To Cross a Line, Book Report
To Cross a Line is a book based on a true story about a 17 year old Jewish boy who lives in a small town of Germany. The experiences Egon goes through show the reader the effects that the early Holocaust had on Jews that students might not typically realize. The author, Karen Ray, tells the story in such a way that the reader can easily put him or herself inside the story and really feel what Egon is going through. The student might look at what happens to Egon and think that those things are so unfortunate that they could never happen. The truth is though, that this book is based on a true story and things like what happened to Egon really did occur in the daily lives of Jews living in Nazi Germany (and eventually other German-ruled countries). The student can really get a feel of what it would be like to live as a Jew during the early years of the Holocaust.

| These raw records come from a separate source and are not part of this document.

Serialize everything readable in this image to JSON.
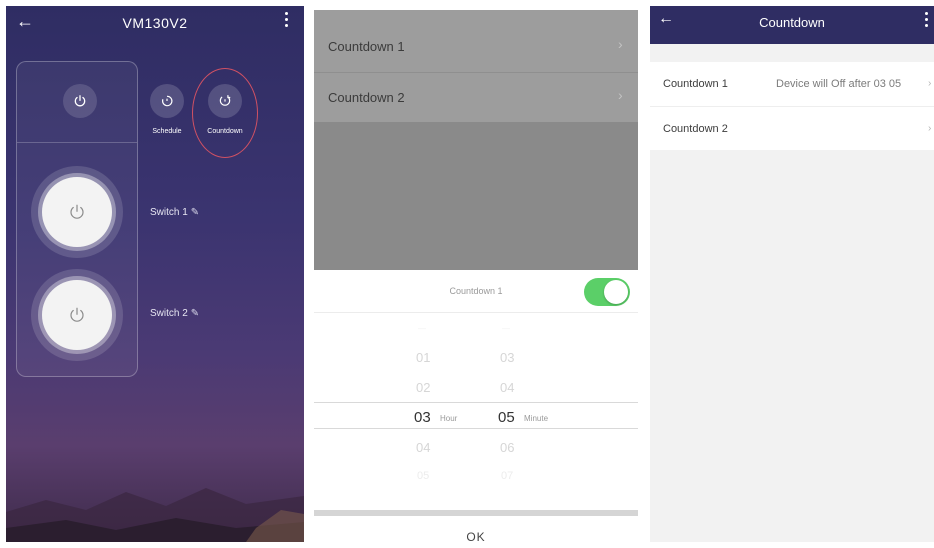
{
  "screen1": {
    "title": "VM130V2",
    "back_icon": "arrow-left-icon",
    "menu_icon": "more-vertical-icon",
    "all_power_icon": "power-icon",
    "schedule": {
      "label": "Schedule",
      "icon": "timer-icon"
    },
    "countdown": {
      "label": "Countdown",
      "icon": "countdown-icon"
    },
    "switches": [
      {
        "label": "Switch 1",
        "icon": "power-icon",
        "edit_icon": "pencil-icon"
      },
      {
        "label": "Switch 2",
        "icon": "power-icon",
        "edit_icon": "pencil-icon"
      }
    ],
    "highlight_color": "#d05163"
  },
  "screen2": {
    "list": [
      {
        "label": "Countdown 1"
      },
      {
        "label": "Countdown 2"
      }
    ],
    "sheet": {
      "title": "Countdown 1",
      "toggle_on": true,
      "toggle_color": "#5bcf68",
      "hour": {
        "above": [
          "01",
          "02"
        ],
        "selected": "03",
        "unit": "Hour",
        "below": [
          "04",
          "05"
        ]
      },
      "minute": {
        "above": [
          "03",
          "04"
        ],
        "selected": "05",
        "unit": "Minute",
        "below": [
          "06",
          "07"
        ]
      },
      "ok_label": "OK"
    }
  },
  "screen3": {
    "title": "Countdown",
    "back_icon": "arrow-left-icon",
    "menu_icon": "more-vertical-icon",
    "rows": [
      {
        "label": "Countdown 1",
        "value": "Device will Off after 03 05"
      },
      {
        "label": "Countdown 2",
        "value": ""
      }
    ],
    "header_color": "#2f2d63"
  }
}
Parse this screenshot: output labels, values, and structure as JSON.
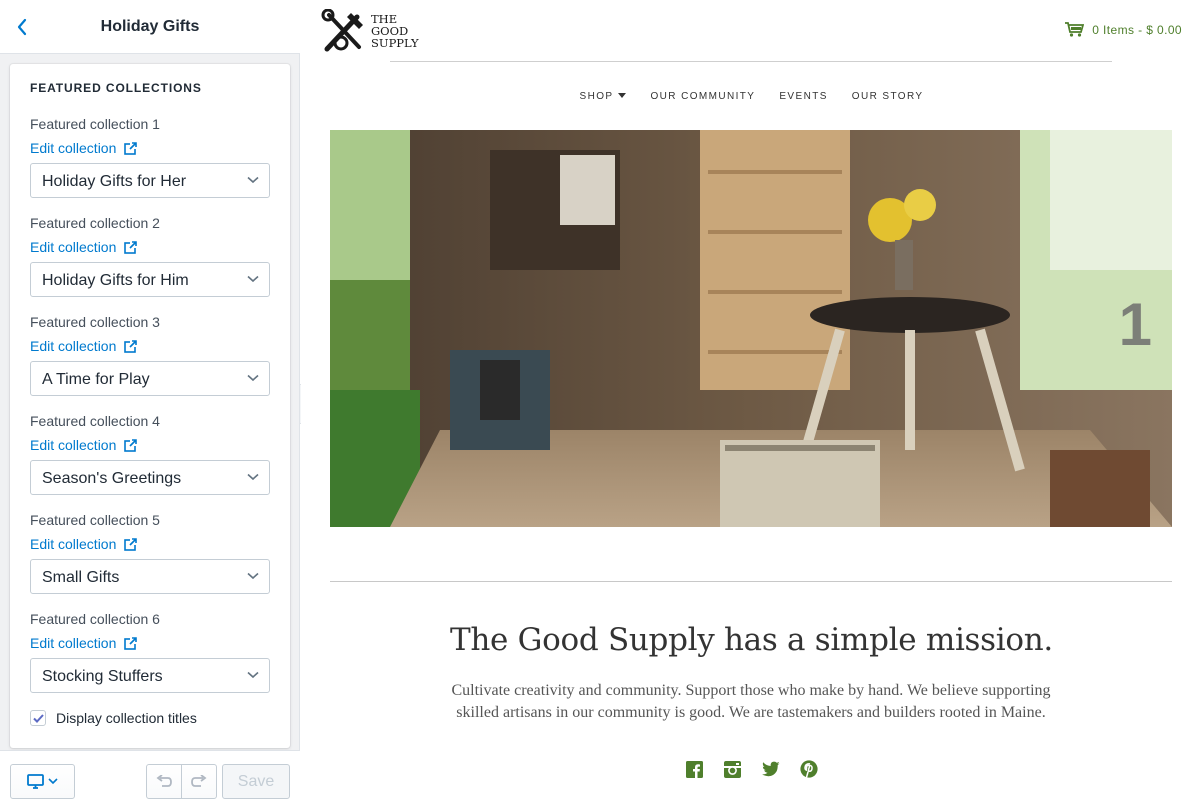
{
  "editor": {
    "title": "Holiday Gifts",
    "section_heading": "FEATURED COLLECTIONS",
    "edit_link_label": "Edit collection",
    "collections": [
      {
        "label": "Featured collection 1",
        "value": "Holiday Gifts for Her"
      },
      {
        "label": "Featured collection 2",
        "value": "Holiday Gifts for Him"
      },
      {
        "label": "Featured collection 3",
        "value": "A Time for Play"
      },
      {
        "label": "Featured collection 4",
        "value": "Season's Greetings"
      },
      {
        "label": "Featured collection 5",
        "value": "Small Gifts"
      },
      {
        "label": "Featured collection 6",
        "value": "Stocking Stuffers"
      }
    ],
    "display_titles": {
      "label": "Display collection titles",
      "checked": true
    },
    "footer": {
      "save_label": "Save"
    }
  },
  "storefront": {
    "logo_lines": [
      "THE",
      "GOOD",
      "SUPPLY"
    ],
    "cart": "0 Items - $ 0.00",
    "nav": [
      "SHOP",
      "OUR COMMUNITY",
      "EVENTS",
      "OUR STORY"
    ],
    "slide_number": "1",
    "mission_title": "The Good Supply has a simple mission.",
    "mission_body": "Cultivate creativity and community. Support those who make by hand. We believe supporting skilled artisans in our community is good. We are tastemakers and builders rooted in Maine.",
    "socials": [
      "facebook-icon",
      "instagram-icon",
      "twitter-icon",
      "pinterest-icon"
    ]
  },
  "colors": {
    "link_blue": "#007ace",
    "brand_green": "#4f7f2c"
  }
}
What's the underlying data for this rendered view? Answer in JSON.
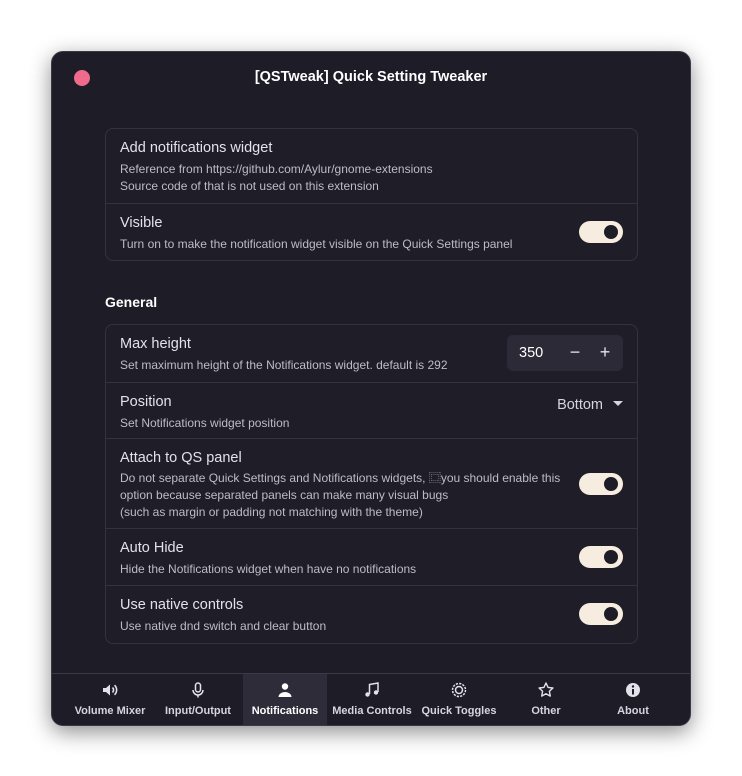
{
  "window": {
    "title": "[QSTweak] Quick Setting Tweaker"
  },
  "intro": {
    "add_title": "Add notifications widget",
    "add_sub1": "Reference from https://github.com/Aylur/gnome-extensions",
    "add_sub2": "Source code of that is not used on this extension",
    "visible_title": "Visible",
    "visible_sub": "Turn on to make the notification widget visible on the Quick Settings panel",
    "visible_on": true
  },
  "general": {
    "heading": "General",
    "max_height": {
      "title": "Max height",
      "sub": "Set maximum height of the Notifications widget. default is 292",
      "value": "350",
      "minus": "−",
      "plus": "+"
    },
    "position": {
      "title": "Position",
      "sub": "Set Notifications widget position",
      "value": "Bottom"
    },
    "attach": {
      "title": "Attach to QS panel",
      "sub1": "Do not separate Quick Settings and Notifications widgets, ⿴you should enable this",
      "sub2": "option because separated panels can make many visual bugs",
      "sub3": "(such as margin or padding not matching with the theme)",
      "on": true
    },
    "auto_hide": {
      "title": "Auto Hide",
      "sub": "Hide the Notifications widget when have no notifications",
      "on": true
    },
    "native": {
      "title": "Use native controls",
      "sub": "Use native dnd switch and clear button",
      "on": true
    }
  },
  "tabs": [
    {
      "label": "Volume Mixer",
      "icon": "speaker-icon"
    },
    {
      "label": "Input/Output",
      "icon": "microphone-icon"
    },
    {
      "label": "Notifications",
      "icon": "person-icon",
      "active": true
    },
    {
      "label": "Media Controls",
      "icon": "music-note-icon"
    },
    {
      "label": "Quick Toggles",
      "icon": "toggles-icon"
    },
    {
      "label": "Other",
      "icon": "star-icon"
    },
    {
      "label": "About",
      "icon": "info-icon"
    }
  ],
  "colors": {
    "background": "#1e1c27",
    "toggle_on": "#f6ecdf",
    "close": "#f06a8a"
  }
}
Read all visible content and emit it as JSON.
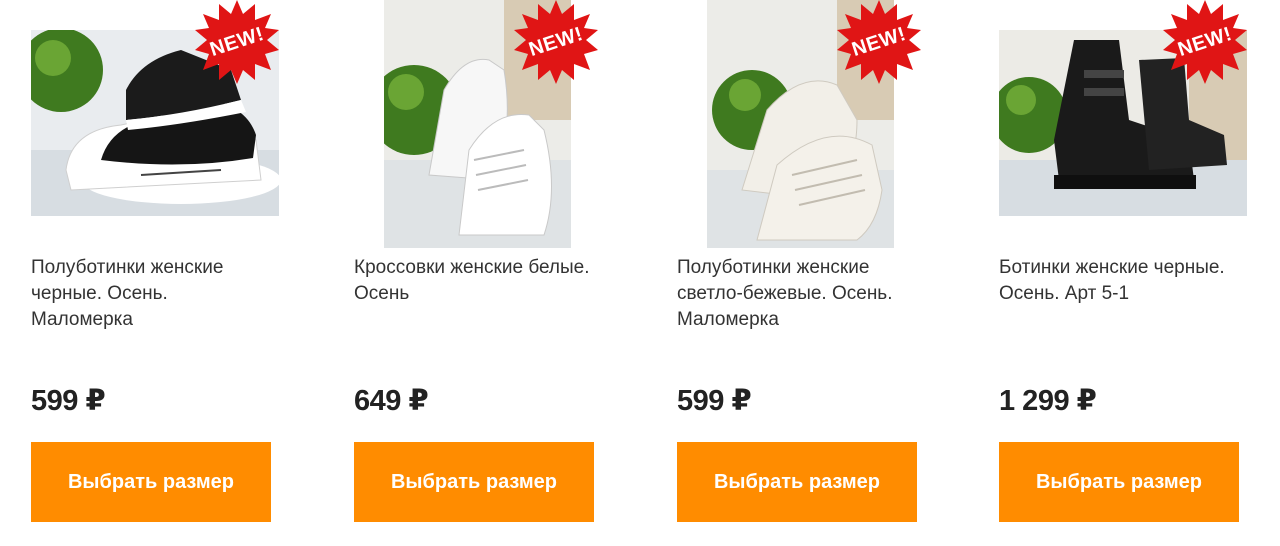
{
  "products": [
    {
      "title": "Полуботинки женские черные. Осень. Маломерка",
      "price": "599 ₽",
      "badge": "NEW!",
      "button": "Выбрать размер"
    },
    {
      "title": "Кроссовки женские белые. Осень",
      "price": "649 ₽",
      "badge": "NEW!",
      "button": "Выбрать размер"
    },
    {
      "title": "Полуботинки женские светло-бежевые. Осень. Маломерка",
      "price": "599 ₽",
      "badge": "NEW!",
      "button": "Выбрать размер"
    },
    {
      "title": "Ботинки женские черные. Осень. Арт 5-1",
      "price": "1 299 ₽",
      "badge": "NEW!",
      "button": "Выбрать размер"
    }
  ],
  "colors": {
    "button": "#ff8c00",
    "badge": "#e01515",
    "text": "#333333"
  }
}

Some things students might be able to relate to are: being accused of things he/she didn’t do, being hopeless in what seems to be a hopeless situation, and finding help in the places one would least expect. There is nothing in this book that should offend anyone that is not also the truth.
Through reading this book a student can deepen their understanding of what role the Nazis played in the Holocaust, and more specifically the role the Gestapo and the SS played in the role of the Holocaust. Egon had many encounters with them throughout the book. On the other side of that, the student can also get a glimpse of not just the Nazis that followed orders, but also the ones who pitied the Jews and helped them out of tough situations such as the Danish police officer. A student can also deepen his/her understanding of Jewish life before and during the Holocaust. Ray writes about the jobs Jewish people had, the places they lived, and roles they played in their community. Students also learn about Kristalnacht and what that meant to Jewish shop owners. Overall, this is a very informative, realistic, and suspenseful book for readers ages 12 and over.